Data about app and page elements:
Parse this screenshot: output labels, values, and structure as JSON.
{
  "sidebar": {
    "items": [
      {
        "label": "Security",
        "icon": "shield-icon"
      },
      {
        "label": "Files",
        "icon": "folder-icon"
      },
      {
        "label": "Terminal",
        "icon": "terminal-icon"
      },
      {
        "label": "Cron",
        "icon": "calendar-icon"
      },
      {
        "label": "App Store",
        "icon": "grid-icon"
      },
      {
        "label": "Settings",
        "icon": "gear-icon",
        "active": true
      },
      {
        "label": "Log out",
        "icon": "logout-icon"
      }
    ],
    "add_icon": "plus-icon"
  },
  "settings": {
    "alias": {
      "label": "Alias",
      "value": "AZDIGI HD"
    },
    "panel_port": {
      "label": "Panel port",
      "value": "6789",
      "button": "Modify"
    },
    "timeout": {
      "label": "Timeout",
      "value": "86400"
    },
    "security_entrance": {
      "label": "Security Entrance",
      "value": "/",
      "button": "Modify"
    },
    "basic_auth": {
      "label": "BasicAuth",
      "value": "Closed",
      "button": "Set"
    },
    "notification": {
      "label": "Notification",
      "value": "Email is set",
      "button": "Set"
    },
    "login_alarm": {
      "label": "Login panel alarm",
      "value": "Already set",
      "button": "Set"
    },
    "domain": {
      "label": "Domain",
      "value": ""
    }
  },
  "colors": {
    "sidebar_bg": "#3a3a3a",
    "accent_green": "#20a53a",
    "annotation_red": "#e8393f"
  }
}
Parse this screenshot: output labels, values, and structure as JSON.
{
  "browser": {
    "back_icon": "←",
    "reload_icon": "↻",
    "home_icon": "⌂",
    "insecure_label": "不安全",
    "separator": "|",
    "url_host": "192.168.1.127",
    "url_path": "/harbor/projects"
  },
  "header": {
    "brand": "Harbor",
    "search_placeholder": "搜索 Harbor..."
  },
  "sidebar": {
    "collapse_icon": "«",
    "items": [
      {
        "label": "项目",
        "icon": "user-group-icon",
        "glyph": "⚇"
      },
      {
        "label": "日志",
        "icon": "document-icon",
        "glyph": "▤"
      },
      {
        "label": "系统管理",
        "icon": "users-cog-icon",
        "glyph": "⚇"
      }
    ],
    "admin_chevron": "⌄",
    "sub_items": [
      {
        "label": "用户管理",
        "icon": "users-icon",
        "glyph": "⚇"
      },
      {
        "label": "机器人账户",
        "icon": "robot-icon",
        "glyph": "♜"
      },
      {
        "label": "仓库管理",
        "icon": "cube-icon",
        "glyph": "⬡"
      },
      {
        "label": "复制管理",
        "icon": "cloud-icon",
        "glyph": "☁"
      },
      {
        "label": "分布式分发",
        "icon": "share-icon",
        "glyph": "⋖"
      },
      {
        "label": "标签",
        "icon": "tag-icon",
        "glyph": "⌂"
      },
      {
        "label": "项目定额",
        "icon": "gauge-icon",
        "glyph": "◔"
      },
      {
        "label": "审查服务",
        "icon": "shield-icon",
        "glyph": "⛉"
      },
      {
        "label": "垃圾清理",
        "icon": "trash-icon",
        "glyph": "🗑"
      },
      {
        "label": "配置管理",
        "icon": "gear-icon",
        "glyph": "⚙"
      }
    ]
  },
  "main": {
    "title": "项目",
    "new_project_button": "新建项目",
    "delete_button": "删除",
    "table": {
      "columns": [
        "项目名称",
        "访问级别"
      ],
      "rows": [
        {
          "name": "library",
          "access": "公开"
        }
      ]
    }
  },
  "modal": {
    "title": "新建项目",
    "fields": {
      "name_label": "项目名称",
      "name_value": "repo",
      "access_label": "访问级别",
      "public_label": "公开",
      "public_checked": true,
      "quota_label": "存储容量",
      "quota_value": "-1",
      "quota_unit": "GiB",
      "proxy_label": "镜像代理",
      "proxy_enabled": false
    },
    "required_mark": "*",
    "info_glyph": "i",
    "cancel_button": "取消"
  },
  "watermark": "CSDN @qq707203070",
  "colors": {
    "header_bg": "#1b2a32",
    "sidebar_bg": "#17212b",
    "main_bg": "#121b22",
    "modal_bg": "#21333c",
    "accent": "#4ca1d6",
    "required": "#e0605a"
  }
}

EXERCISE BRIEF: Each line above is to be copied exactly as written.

FINAL ANSWER:
Parse this screenshot: output labels, values, and structure as JSON.
{
  "sidebar": {
    "items": [
      {
        "label": "Security",
        "icon": "shield-icon"
      },
      {
        "label": "Files",
        "icon": "folder-icon"
      },
      {
        "label": "Terminal",
        "icon": "terminal-icon"
      },
      {
        "label": "Cron",
        "icon": "calendar-icon"
      },
      {
        "label": "App Store",
        "icon": "grid-icon"
      },
      {
        "label": "Settings",
        "icon": "gear-icon",
        "active": true
      },
      {
        "label": "Log out",
        "icon": "logout-icon"
      }
    ],
    "add_icon": "plus-icon"
  },
  "settings": {
    "alias": {
      "label": "Alias",
      "value": "AZDIGI HD"
    },
    "panel_port": {
      "label": "Panel port",
      "value": "6789",
      "button": "Modify"
    },
    "timeout": {
      "label": "Timeout",
      "value": "86400"
    },
    "security_entrance": {
      "label": "Security Entrance",
      "value": "/",
      "button": "Modify"
    },
    "basic_auth": {
      "label": "BasicAuth",
      "value": "Closed",
      "button": "Set"
    },
    "notification": {
      "label": "Notification",
      "value": "Email is set",
      "button": "Set"
    },
    "login_alarm": {
      "label": "Login panel alarm",
      "value": "Already set",
      "button": "Set"
    },
    "domain": {
      "label": "Domain",
      "value": ""
    }
  },
  "colors": {
    "sidebar_bg": "#3a3a3a",
    "accent_green": "#20a53a",
    "annotation_red": "#e8393f"
  }
}
Parse this screenshot: output labels, values, and structure as JSON.
{
  "browser": {
    "back_icon": "←",
    "reload_icon": "↻",
    "home_icon": "⌂",
    "insecure_label": "不安全",
    "separator": "|",
    "url_host": "192.168.1.127",
    "url_path": "/harbor/projects"
  },
  "header": {
    "brand": "Harbor",
    "search_placeholder": "搜索 Harbor..."
  },
  "sidebar": {
    "collapse_icon": "«",
    "items": [
      {
        "label": "项目",
        "icon": "user-group-icon",
        "glyph": "⚇"
      },
      {
        "label": "日志",
        "icon": "document-icon",
        "glyph": "▤"
      },
      {
        "label": "系统管理",
        "icon": "users-cog-icon",
        "glyph": "⚇"
      }
    ],
    "admin_chevron": "⌄",
    "sub_items": [
      {
        "label": "用户管理",
        "icon": "users-icon",
        "glyph": "⚇"
      },
      {
        "label": "机器人账户",
        "icon": "robot-icon",
        "glyph": "♜"
      },
      {
        "label": "仓库管理",
        "icon": "cube-icon",
        "glyph": "⬡"
      },
      {
        "label": "复制管理",
        "icon": "cloud-icon",
        "glyph": "☁"
      },
      {
        "label": "分布式分发",
        "icon": "share-icon",
        "glyph": "⋖"
      },
      {
        "label": "标签",
        "icon": "tag-icon",
        "glyph": "⌂"
      },
      {
        "label": "项目定额",
        "icon": "gauge-icon",
        "glyph": "◔"
      },
      {
        "label": "审查服务",
        "icon": "shield-icon",
        "glyph": "⛉"
      },
      {
        "label": "垃圾清理",
        "icon": "trash-icon",
        "glyph": "🗑"
      },
      {
        "label": "配置管理",
        "icon": "gear-icon",
        "glyph": "⚙"
      }
    ]
  },
  "main": {
    "title": "项目",
    "new_project_button": "新建项目",
    "delete_button": "删除",
    "table": {
      "columns": [
        "项目名称",
        "访问级别"
      ],
      "rows": [
        {
          "name": "library",
          "access": "公开"
        }
      ]
    }
  },
  "modal": {
    "title": "新建项目",
    "fields": {
      "name_label": "项目名称",
      "name_value": "repo",
      "access_label": "访问级别",
      "public_label": "公开",
      "public_checked": true,
      "quota_label": "存储容量",
      "quota_value": "-1",
      "quota_unit": "GiB",
      "proxy_label": "镜像代理",
      "proxy_enabled": false
    },
    "required_mark": "*",
    "info_glyph": "i",
    "cancel_button": "取消"
  },
  "watermark": "CSDN @qq707203070",
  "colors": {
    "header_bg": "#1b2a32",
    "sidebar_bg": "#17212b",
    "main_bg": "#121b22",
    "modal_bg": "#21333c",
    "accent": "#4ca1d6",
    "required": "#e0605a"
  }
}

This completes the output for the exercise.